* **What is being asked**: Everything in the entries except the pictures should be repeated exactly.

* **Material to process**:
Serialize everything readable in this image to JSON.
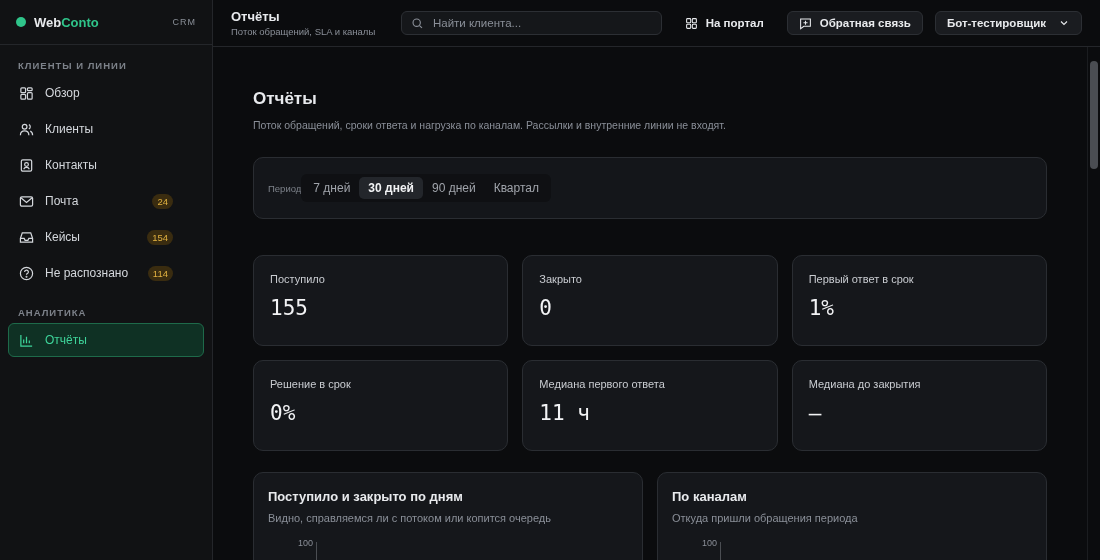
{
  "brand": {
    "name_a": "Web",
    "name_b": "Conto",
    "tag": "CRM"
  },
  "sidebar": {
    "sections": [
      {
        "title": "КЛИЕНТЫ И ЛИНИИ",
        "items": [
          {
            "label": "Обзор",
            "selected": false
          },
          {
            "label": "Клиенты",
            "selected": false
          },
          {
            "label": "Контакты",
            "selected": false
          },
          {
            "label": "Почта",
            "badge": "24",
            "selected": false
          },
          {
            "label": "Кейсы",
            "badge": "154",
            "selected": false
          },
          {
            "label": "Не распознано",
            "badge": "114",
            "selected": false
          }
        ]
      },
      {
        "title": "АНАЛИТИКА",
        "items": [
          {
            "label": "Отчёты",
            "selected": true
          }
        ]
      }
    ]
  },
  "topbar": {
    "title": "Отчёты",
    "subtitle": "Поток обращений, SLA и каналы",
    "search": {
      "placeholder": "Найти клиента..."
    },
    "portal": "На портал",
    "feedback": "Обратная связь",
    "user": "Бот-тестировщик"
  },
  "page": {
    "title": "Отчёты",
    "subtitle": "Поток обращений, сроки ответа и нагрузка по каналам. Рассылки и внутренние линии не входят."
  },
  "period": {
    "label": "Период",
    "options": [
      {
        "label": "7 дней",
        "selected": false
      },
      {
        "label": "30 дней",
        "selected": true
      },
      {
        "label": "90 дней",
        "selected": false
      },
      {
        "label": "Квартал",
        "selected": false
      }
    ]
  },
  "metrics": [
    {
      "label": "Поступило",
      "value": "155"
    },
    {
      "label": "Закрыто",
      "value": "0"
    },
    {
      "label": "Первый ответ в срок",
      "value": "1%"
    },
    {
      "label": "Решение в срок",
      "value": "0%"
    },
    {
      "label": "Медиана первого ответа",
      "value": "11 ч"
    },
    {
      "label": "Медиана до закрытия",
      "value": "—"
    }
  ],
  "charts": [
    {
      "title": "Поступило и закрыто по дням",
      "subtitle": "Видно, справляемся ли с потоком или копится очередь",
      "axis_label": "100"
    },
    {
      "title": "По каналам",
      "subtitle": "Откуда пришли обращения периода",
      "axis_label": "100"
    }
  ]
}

* **Task response**:
Serialize everything readable in this image to JSON.
{
  "brand": {
    "name_a": "Web",
    "name_b": "Conto",
    "tag": "CRM"
  },
  "sidebar": {
    "sections": [
      {
        "title": "КЛИЕНТЫ И ЛИНИИ",
        "items": [
          {
            "label": "Обзор",
            "selected": false
          },
          {
            "label": "Клиенты",
            "selected": false
          },
          {
            "label": "Контакты",
            "selected": false
          },
          {
            "label": "Почта",
            "badge": "24",
            "selected": false
          },
          {
            "label": "Кейсы",
            "badge": "154",
            "selected": false
          },
          {
            "label": "Не распознано",
            "badge": "114",
            "selected": false
          }
        ]
      },
      {
        "title": "АНАЛИТИКА",
        "items": [
          {
            "label": "Отчёты",
            "selected": true
          }
        ]
      }
    ]
  },
  "topbar": {
    "title": "Отчёты",
    "subtitle": "Поток обращений, SLA и каналы",
    "search": {
      "placeholder": "Найти клиента..."
    },
    "portal": "На портал",
    "feedback": "Обратная связь",
    "user": "Бот-тестировщик"
  },
  "page": {
    "title": "Отчёты",
    "subtitle": "Поток обращений, сроки ответа и нагрузка по каналам. Рассылки и внутренние линии не входят."
  },
  "period": {
    "label": "Период",
    "options": [
      {
        "label": "7 дней",
        "selected": false
      },
      {
        "label": "30 дней",
        "selected": true
      },
      {
        "label": "90 дней",
        "selected": false
      },
      {
        "label": "Квартал",
        "selected": false
      }
    ]
  },
  "metrics": [
    {
      "label": "Поступило",
      "value": "155"
    },
    {
      "label": "Закрыто",
      "value": "0"
    },
    {
      "label": "Первый ответ в срок",
      "value": "1%"
    },
    {
      "label": "Решение в срок",
      "value": "0%"
    },
    {
      "label": "Медиана первого ответа",
      "value": "11 ч"
    },
    {
      "label": "Медиана до закрытия",
      "value": "—"
    }
  ],
  "charts": [
    {
      "title": "Поступило и закрыто по дням",
      "subtitle": "Видно, справляемся ли с потоком или копится очередь",
      "axis_label": "100"
    },
    {
      "title": "По каналам",
      "subtitle": "Откуда пришли обращения периода",
      "axis_label": "100"
    }
  ]
}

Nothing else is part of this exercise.